“Leonardo Santos | BJJ Heroes.” BJJ Heroes: Brazilian Jiu Jitsu.
“Robson Moura | BJJ Heroes.” BJJ Heroes: Brazilian Jiu Jitsu.
“Jiu-jitsu History.” JIU-JITSU.NET — Brazilian Jiu-jitsu, Jujitsu, BJJ, Grappling, Mixed Martial Arts, Ultimate Fighting, Self Defense.
“About Marcelo Pereira.” Naples Brazilian Jiu-Jitsu and Mixed Martial Arts.
“RESULTADO DO II CAMPEONATO PANAMERICANO (17 E 18 DE AGOSTO).” International Brazilian Jiu-Jitsu Federation.
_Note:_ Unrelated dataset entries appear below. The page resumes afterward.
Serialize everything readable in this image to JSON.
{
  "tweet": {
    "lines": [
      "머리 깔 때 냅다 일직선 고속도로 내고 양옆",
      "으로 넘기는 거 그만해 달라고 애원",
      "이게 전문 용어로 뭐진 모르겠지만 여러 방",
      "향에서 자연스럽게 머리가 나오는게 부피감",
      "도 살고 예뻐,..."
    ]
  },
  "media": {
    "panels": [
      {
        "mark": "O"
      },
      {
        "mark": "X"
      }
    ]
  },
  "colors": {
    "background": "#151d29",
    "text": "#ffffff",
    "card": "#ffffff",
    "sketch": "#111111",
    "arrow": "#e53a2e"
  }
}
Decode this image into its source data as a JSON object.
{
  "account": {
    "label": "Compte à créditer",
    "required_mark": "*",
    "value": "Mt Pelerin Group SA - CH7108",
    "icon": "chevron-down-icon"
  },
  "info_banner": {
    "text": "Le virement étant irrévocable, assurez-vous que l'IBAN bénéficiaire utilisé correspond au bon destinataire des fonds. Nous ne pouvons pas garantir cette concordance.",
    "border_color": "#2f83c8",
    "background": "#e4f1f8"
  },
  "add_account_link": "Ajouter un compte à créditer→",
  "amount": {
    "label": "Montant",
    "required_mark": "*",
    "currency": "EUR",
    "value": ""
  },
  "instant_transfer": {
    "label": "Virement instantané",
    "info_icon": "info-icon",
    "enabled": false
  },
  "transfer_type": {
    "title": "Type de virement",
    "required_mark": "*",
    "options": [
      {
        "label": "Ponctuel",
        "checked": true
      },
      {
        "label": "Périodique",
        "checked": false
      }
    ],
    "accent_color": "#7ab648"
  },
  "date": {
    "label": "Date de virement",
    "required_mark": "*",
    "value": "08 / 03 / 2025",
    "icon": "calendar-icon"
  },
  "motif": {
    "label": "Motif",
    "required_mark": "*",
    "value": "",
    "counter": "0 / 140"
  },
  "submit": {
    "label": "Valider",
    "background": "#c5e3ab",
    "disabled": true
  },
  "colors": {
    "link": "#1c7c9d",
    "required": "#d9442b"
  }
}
“ADCC Results | adcombat.com.” ADCC News | adcombat.com.